Oct. 26, 2020, © Leeham News: It’s earnings call week for Boeing and Airbus.
And Mitsubishi Heavy Industries is said to plan an announcement “freezing” development of the SpaceJet.
Let’s preview these events.
Boeing’s earnings call Wednesday at 10:30 am Eastern time will be the most watched of the day, if not the week.
With recertification of the 737 MAX appearing on track for next month, an update on the program and delivery schedule certainly will be watched for.
Boeing’s cash burn, exacerbated by COVID, is another.
Boeing may get a question about potential development of a new airplane.
The Wall Street Journal reported last week in an “exclusive” that Boeing is talking to the market about a new, single-aisle airplane in the 200-250 seat sector.
Well, it really was not so exclusive.

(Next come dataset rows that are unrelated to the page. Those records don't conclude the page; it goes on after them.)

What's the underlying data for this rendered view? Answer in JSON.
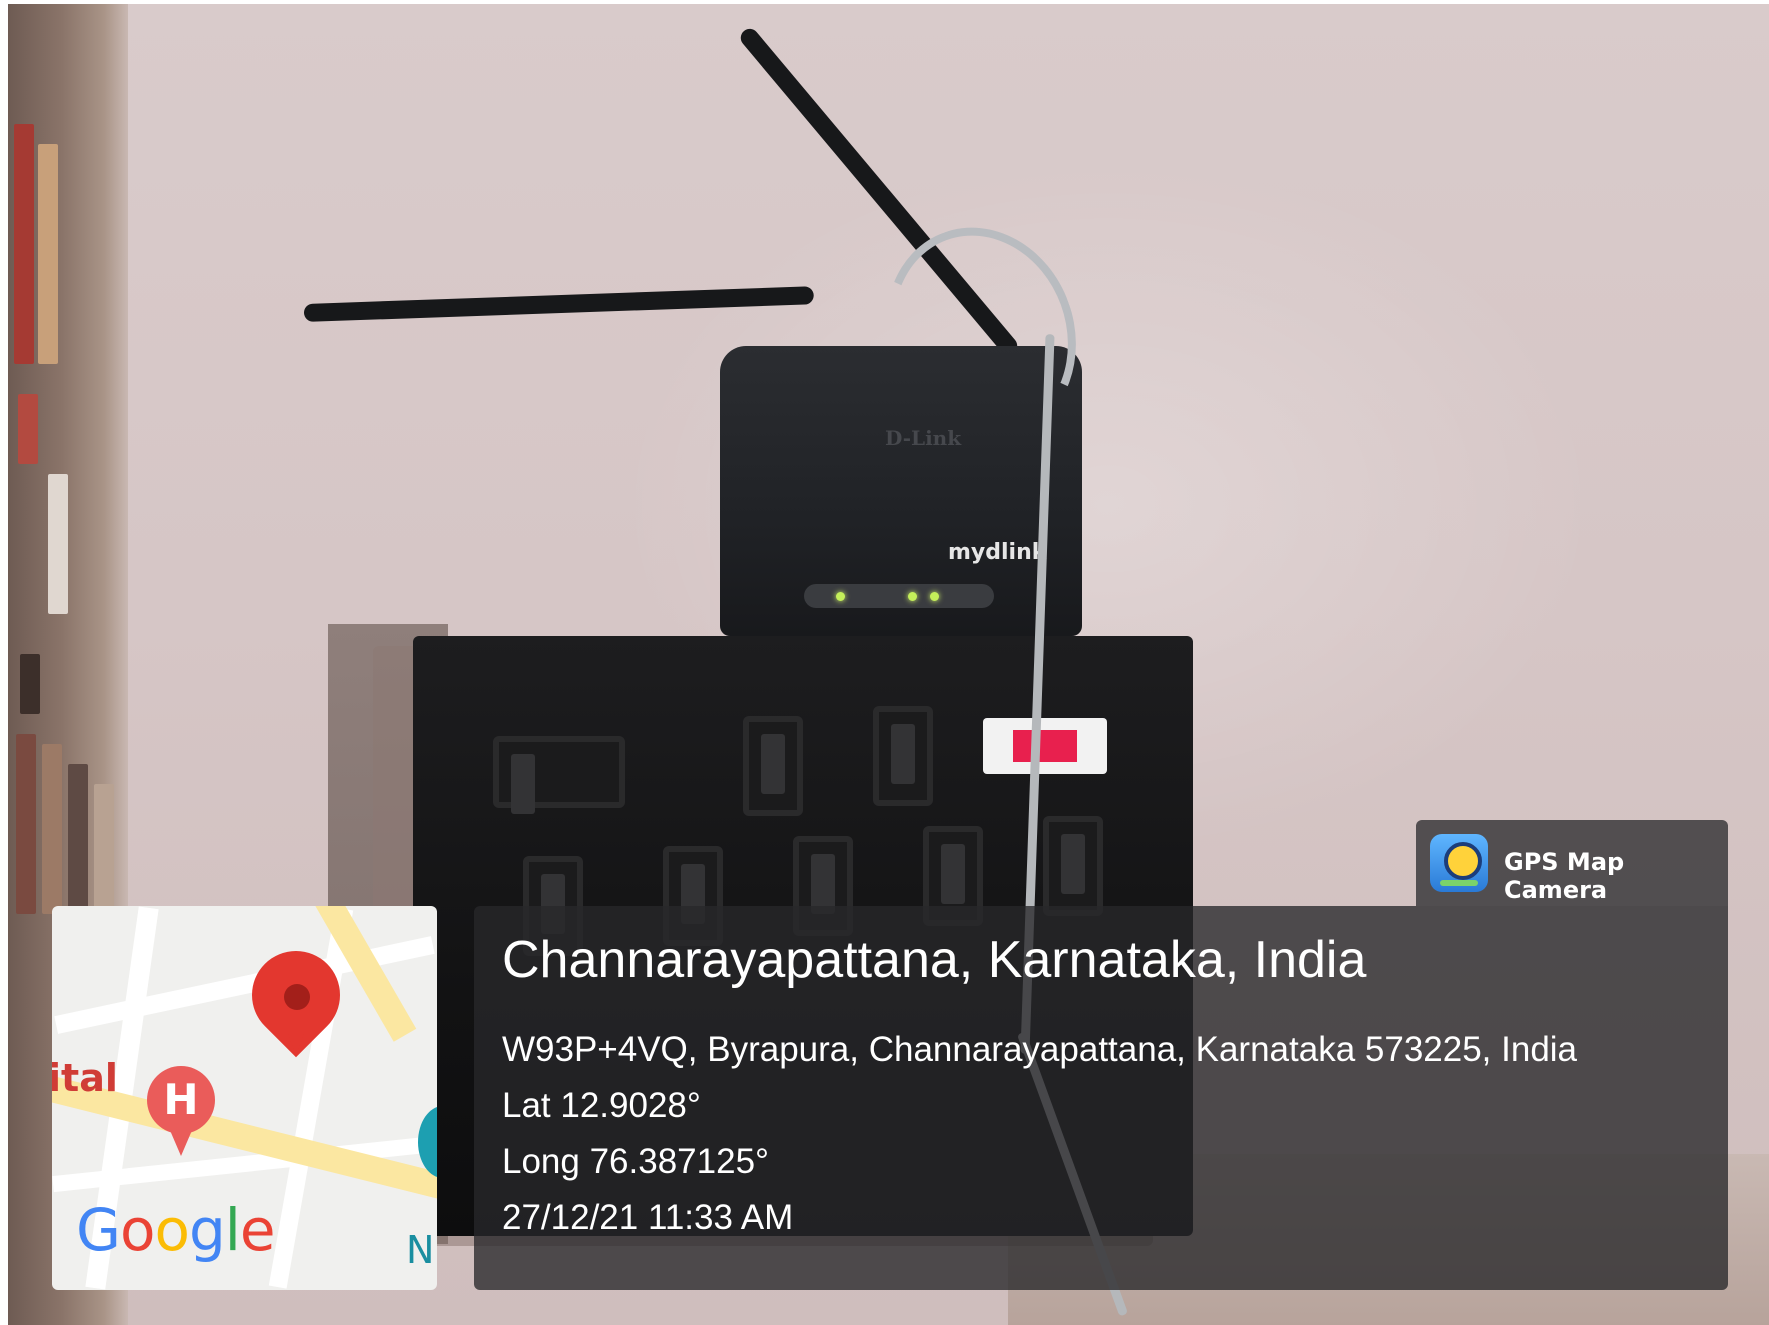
{
  "photo": {
    "router_brand": "D-Link",
    "router_logo": "mydlink"
  },
  "map": {
    "label_partial": "ital",
    "hospital_letter": "H",
    "label_right_partial": "N",
    "google_logo": [
      "G",
      "o",
      "o",
      "g",
      "l",
      "e"
    ],
    "google_colors": [
      "#4285F4",
      "#EA4335",
      "#FBBC05",
      "#4285F4",
      "#34A853",
      "#EA4335"
    ]
  },
  "stamp": {
    "app_name": "GPS Map Camera",
    "location_title": "Channarayapattana, Karnataka, India",
    "address": "W93P+4VQ, Byrapura, Channarayapattana, Karnataka 573225, India",
    "latitude": "Lat 12.9028°",
    "longitude": "Long 76.387125°",
    "datetime": "27/12/21 11:33 AM"
  }
}
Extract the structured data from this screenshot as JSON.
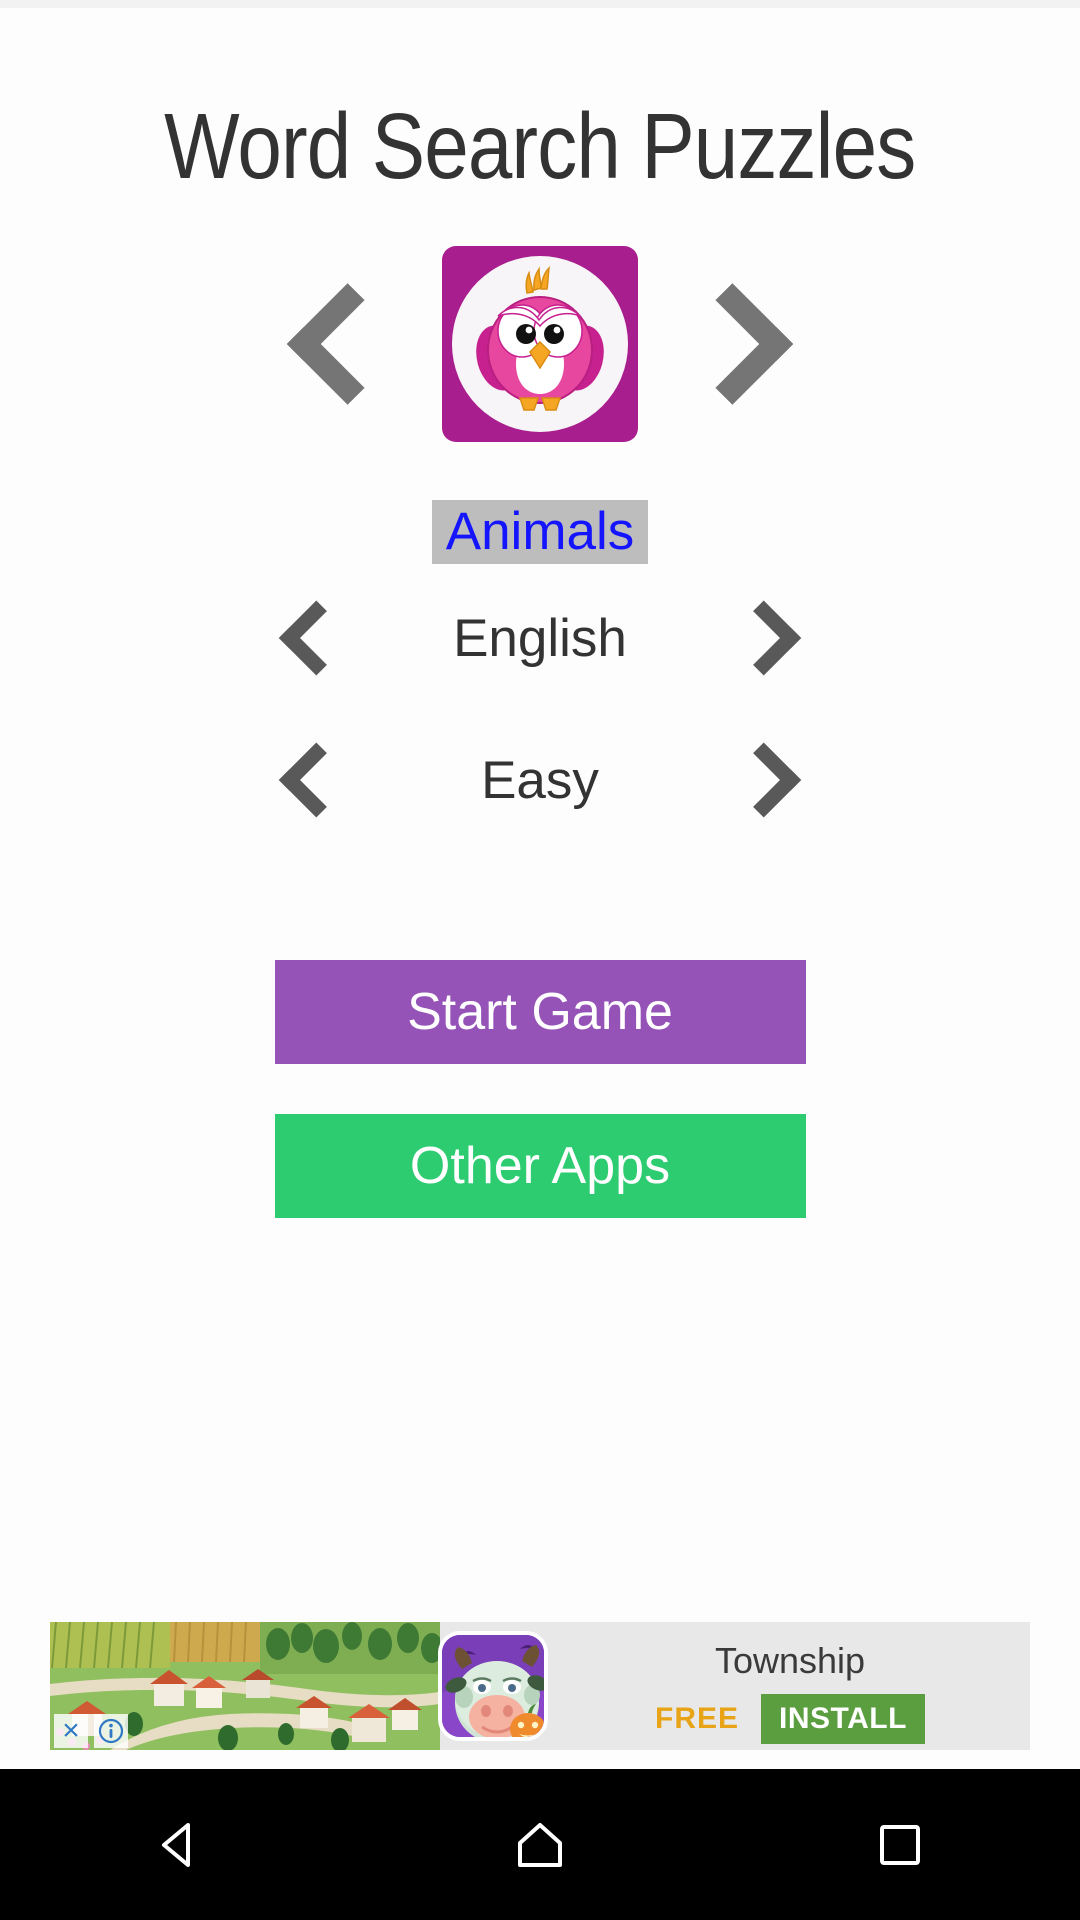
{
  "app": {
    "title": "Word Search Puzzles",
    "background_color": "#fdfdfd"
  },
  "category_selector": {
    "prev_label": "‹",
    "next_label": "›",
    "icon_name": "pink-bird-icon",
    "icon_background_color": "#A81E8E",
    "selected": "Animals",
    "selected_text_color": "#1414ff",
    "selected_highlight_color": "#bdbdbd"
  },
  "language_selector": {
    "label": "English",
    "prev_name": "language-prev-arrow",
    "next_name": "language-next-arrow"
  },
  "difficulty_selector": {
    "label": "Easy",
    "prev_name": "difficulty-prev-arrow",
    "next_name": "difficulty-next-arrow"
  },
  "buttons": {
    "start_game": "Start Game",
    "start_game_color": "#9553b8",
    "other_apps": "Other Apps",
    "other_apps_color": "#2ecc71"
  },
  "ad": {
    "app_name": "Township",
    "price": "FREE",
    "install": "INSTALL",
    "install_color": "#5a9e3f",
    "price_color": "#e8a317",
    "close_icon": "×",
    "info_icon": "i",
    "background_color": "#e8e8e8"
  },
  "nav_bar": {
    "back": "back-triangle-icon",
    "home": "home-icon",
    "recents": "recents-square-icon",
    "background_color": "#000000"
  }
}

Aviation Week reported in February from the Singapore Air Show that Boeing refocused on the A321XLR.
LNA reported April 2 that Pratt & Whitney and Avolon, a lessor, that they saw Boeing’s NBA as a single-aisle airplane.
And last year after the MAX grounding, LNA heard from the leasing and airline communities that Boeing was talking about such an airplane.
The long and the short of it is, Boeing talks to everybody about every possibility. Including, for a long, long time, a new, single-aisle airplane.
But that doesn’t mean Boeing is ready to jump off the multi-billion-dollar cliff and launch an airplane program any time soon.
Bernstein Research, responding to the WSJ article, called the idea “absurd.”
“We doubt Boeing would launch such an airplane.” Bernstein wrote, in bold face. “This looks absurd, although Boeing is always discussing concepts like this with different constituencies.
“Why is this absurd? First, Boeing is in the process of bringing the 737MAX back. A 200-seat airplane would cannibalize the MAX-10 and kill residual values for customers on the MAX. Second, it would lack commonality with the 737, which would be a barrier for 737 operators. Third, there is no technology jump to act as a catalyst. At this size airplane, composites would give limited weight savings and likely be more expensive to manufacture. There is not a next generation engine on the horizon and engine OEMs are so cash-constrained that they would hardly prioritize developing one. Any aerodynamic improvements are likely to be minimal.”
Seaport Global sees “things…moving in the right direction. MAX is on track for
re-certification close to year-end, some signs of improving air travel, and we think its
likely that the worst of the COVID-19 financial impact may be behind Boeing.”
MAX deliveries should start in 1Q2021, Seaport believes.
Airbus’ earnings call is 08:15 Wednesday morning Paris time.
Reports emerged last week that Airbus already is talking with its supply chain about increasing the A320 production from 40/mo to 47/mo, in the second half of next year.
This seems ambitious. As the London firm MainFirst dryly writes, this will be a “key topic of interest” on the earnings call, “given recent media reports of more deferral requests.” Current production rates are 40/mo for the A320, 2/mo for the A330 and 5/mo for the A350.
MainFirst also says cash flow, “and in particular, the extent to which customers are making Pre-Delivery Payments on schedule and any comments on the pace of clearing the inventory build of completed but undelivered aircraft (144 as of Oct. 1, according to FlightGlobal)” will be another key topic of interest.
“The appetite of the financing market to support new aircraft deliveries, particularly activity in the Export Credit Agency guarantee and sale-and-leaseback markets,” will also be a point of discussion, MainFirst believes.
Following the eruption of the global coronavirus pandemic, MHI “suspended” development of the SpaceJet. Now, according to Japanese media picked up by Western wire services, including Reuters, MHI will announce as early as Friday it is freezing the program. MHI hedged on the word “freeze.”
Reuters wrote, “Mitsubishi Heavy said in a statement it was considering various options for the SpaceJet but that it had not decided to freeze development. It will announce plans for the SpaceJet along with its group business plan on Oct. 30, the company said.”
Those steeped in the Japanese culture say MHI is taking steps that will ultimately lead to canceling the SpaceJet, to avoid deciding outright.
However, LNA spoke with a customer who participated in recent communication with MHI. Certification of the M90 SpaceJet (formerly the MRJ90, which the customer ordered) will continued. Once certification is obtained, then MHI will decide what to do about the M100 SpaceJet, the customer said.
This fits with one internal debate that happened at MHI: whether to sequentially do the M90 and M100, which was preferred by one faction, or to do the programs in parallel. Sequential appears to have won out, at least on paper. (The betting is MHI will ultimately kill the M100.)